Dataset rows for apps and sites
_ _ _ _

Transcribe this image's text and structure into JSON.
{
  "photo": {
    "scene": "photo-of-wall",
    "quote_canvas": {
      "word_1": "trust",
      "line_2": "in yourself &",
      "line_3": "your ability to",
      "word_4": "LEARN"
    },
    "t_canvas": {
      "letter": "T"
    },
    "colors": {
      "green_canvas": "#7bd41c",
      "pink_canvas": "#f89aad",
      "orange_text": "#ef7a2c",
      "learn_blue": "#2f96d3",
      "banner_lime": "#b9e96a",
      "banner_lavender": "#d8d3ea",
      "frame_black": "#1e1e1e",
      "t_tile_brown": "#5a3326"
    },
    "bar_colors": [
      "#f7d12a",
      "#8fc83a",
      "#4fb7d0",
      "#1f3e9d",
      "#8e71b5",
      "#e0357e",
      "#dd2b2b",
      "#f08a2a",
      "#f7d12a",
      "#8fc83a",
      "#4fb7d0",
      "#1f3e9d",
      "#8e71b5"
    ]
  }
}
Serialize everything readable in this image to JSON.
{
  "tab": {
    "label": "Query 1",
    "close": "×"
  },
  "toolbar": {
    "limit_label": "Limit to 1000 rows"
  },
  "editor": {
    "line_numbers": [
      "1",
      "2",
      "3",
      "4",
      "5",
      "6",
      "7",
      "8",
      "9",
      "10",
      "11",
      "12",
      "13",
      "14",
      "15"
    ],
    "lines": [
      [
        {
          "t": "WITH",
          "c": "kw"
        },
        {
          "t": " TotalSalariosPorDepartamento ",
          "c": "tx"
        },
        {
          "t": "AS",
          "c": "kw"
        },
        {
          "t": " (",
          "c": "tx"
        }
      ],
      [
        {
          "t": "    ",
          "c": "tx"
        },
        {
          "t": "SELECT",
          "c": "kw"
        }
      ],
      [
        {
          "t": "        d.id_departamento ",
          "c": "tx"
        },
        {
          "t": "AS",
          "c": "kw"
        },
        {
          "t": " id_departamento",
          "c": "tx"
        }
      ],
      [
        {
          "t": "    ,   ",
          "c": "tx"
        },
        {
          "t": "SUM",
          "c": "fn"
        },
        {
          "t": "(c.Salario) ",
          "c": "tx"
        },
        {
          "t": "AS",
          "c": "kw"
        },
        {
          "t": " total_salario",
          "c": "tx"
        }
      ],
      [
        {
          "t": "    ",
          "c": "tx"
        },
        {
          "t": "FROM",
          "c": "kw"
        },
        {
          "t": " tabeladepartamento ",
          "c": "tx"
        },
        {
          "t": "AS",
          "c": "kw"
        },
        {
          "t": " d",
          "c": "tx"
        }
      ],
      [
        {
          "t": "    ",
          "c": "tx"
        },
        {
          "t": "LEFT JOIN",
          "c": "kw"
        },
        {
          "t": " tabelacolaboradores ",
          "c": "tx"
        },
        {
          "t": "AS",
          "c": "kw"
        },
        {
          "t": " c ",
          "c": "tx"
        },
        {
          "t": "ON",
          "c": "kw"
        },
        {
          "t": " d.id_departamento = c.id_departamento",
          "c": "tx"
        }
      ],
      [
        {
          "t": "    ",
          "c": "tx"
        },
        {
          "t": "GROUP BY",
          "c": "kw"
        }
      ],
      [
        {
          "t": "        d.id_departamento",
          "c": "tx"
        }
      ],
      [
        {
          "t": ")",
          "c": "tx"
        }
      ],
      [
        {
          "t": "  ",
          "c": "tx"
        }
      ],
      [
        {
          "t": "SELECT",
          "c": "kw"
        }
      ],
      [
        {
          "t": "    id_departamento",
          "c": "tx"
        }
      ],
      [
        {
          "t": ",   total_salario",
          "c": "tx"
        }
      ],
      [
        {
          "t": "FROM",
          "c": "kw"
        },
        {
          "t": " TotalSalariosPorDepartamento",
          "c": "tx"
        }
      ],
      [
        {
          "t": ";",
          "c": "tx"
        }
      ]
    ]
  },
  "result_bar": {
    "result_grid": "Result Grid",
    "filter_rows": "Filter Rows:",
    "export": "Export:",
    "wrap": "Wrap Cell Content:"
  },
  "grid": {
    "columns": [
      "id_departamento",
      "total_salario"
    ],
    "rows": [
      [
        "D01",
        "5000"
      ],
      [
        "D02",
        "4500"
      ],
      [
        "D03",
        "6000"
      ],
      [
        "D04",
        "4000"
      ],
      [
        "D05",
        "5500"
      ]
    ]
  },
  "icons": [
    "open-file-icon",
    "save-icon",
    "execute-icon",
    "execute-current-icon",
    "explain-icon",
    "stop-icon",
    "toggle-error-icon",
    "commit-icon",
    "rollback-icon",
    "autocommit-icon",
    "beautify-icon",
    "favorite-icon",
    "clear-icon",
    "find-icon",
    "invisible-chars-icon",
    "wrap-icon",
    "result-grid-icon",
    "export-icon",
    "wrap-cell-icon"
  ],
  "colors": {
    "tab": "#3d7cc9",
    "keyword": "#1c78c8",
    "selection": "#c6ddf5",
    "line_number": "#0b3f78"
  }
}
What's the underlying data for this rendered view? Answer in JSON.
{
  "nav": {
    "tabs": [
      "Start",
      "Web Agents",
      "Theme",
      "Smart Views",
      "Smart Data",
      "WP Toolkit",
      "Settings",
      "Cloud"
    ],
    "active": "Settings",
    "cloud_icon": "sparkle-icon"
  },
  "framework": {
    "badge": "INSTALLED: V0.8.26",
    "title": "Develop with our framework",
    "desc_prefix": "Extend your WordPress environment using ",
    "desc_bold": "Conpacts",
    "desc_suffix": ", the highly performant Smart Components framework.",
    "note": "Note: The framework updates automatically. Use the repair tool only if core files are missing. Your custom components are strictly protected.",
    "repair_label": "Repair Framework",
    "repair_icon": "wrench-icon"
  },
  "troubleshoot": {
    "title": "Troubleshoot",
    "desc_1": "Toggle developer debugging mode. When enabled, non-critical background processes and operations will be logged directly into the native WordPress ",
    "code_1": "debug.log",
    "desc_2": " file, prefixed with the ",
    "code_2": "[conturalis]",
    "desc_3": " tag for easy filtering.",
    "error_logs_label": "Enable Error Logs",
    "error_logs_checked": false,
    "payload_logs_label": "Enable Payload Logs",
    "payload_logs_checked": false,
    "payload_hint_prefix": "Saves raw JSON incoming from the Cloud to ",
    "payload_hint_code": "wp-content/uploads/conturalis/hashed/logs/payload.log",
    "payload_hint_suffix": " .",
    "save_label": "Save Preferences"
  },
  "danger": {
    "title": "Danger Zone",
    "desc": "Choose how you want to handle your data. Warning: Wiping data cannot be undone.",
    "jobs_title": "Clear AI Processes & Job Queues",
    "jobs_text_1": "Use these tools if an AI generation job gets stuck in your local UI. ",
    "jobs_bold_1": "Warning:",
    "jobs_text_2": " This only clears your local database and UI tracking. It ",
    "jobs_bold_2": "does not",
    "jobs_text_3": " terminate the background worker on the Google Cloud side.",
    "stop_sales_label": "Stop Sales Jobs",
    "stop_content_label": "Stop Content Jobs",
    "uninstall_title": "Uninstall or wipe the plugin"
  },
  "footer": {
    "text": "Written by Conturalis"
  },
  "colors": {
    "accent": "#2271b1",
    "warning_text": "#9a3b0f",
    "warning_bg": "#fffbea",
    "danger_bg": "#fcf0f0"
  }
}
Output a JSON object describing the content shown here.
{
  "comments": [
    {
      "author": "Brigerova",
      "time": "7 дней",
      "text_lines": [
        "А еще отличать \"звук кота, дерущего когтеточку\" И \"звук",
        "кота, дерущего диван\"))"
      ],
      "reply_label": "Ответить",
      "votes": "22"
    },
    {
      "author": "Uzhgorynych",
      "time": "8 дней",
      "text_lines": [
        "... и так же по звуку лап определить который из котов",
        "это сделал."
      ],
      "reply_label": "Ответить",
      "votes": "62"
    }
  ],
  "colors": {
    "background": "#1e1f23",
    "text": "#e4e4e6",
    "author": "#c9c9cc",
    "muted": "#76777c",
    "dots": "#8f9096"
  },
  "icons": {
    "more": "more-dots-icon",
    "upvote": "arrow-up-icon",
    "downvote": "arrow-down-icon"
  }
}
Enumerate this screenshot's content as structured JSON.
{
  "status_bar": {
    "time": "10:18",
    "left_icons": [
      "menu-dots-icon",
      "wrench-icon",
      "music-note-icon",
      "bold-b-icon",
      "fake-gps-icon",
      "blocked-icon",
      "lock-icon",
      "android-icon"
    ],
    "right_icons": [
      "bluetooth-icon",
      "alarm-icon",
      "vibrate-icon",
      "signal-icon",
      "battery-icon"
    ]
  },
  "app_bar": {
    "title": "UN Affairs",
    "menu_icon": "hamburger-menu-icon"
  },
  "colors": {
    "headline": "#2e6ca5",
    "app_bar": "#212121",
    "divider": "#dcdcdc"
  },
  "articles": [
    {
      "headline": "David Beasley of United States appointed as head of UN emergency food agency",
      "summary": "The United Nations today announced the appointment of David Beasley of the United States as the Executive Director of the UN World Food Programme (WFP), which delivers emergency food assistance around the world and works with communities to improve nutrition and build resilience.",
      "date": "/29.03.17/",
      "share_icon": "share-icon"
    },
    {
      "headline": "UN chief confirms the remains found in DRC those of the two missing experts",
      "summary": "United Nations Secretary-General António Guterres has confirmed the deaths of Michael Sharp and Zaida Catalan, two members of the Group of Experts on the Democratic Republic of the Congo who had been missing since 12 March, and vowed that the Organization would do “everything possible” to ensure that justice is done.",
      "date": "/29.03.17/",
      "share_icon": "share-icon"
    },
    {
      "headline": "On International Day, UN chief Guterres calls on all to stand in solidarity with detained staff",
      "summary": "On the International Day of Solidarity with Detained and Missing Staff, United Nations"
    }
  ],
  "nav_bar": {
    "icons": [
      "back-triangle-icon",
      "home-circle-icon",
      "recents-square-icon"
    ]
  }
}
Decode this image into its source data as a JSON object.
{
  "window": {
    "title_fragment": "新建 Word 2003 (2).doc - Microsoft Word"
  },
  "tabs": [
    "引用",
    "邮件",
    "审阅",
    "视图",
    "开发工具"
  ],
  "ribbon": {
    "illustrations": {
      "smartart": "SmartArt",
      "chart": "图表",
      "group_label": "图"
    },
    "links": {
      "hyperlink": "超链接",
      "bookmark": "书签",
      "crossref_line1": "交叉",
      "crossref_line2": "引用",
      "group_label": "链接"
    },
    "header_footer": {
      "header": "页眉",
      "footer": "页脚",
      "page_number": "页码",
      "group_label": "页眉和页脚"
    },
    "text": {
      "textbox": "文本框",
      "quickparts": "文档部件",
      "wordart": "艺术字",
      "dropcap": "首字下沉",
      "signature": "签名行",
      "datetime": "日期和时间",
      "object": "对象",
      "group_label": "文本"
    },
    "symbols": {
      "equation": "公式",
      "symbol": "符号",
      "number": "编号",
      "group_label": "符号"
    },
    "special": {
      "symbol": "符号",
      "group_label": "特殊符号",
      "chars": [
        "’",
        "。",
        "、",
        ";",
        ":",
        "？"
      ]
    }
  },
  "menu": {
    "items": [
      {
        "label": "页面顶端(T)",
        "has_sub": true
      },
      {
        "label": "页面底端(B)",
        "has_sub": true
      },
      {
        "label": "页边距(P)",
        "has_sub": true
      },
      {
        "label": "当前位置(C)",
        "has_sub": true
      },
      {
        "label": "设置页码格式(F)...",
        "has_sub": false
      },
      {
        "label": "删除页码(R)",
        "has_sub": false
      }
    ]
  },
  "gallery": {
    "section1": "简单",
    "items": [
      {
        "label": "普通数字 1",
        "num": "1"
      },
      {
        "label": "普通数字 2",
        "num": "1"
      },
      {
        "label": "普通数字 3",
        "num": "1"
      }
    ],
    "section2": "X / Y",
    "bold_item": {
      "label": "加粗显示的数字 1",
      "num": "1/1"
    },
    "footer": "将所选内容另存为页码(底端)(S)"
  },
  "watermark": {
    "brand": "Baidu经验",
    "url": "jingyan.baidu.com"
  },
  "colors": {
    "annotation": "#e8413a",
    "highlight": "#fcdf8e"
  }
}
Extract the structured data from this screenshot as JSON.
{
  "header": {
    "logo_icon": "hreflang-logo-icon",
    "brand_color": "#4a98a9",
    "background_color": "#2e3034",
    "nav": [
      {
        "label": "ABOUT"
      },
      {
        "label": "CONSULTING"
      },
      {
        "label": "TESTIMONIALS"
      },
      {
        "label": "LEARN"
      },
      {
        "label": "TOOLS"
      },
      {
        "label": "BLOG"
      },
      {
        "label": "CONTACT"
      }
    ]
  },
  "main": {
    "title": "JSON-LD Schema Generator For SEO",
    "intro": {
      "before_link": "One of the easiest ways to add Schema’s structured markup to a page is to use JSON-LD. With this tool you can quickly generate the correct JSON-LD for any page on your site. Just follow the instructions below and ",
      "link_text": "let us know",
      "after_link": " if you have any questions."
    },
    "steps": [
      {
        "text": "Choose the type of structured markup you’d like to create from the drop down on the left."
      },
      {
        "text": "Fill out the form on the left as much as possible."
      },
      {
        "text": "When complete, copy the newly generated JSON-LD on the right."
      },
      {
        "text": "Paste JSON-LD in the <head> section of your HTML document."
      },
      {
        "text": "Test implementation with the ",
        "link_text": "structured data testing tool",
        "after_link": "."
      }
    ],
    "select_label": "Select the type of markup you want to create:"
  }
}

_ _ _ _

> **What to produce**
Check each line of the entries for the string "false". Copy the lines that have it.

> **Answer section**
    "error_logs_checked": false,
    "payload_logs_checked": false,
        "has_sub": false
        "has_sub": false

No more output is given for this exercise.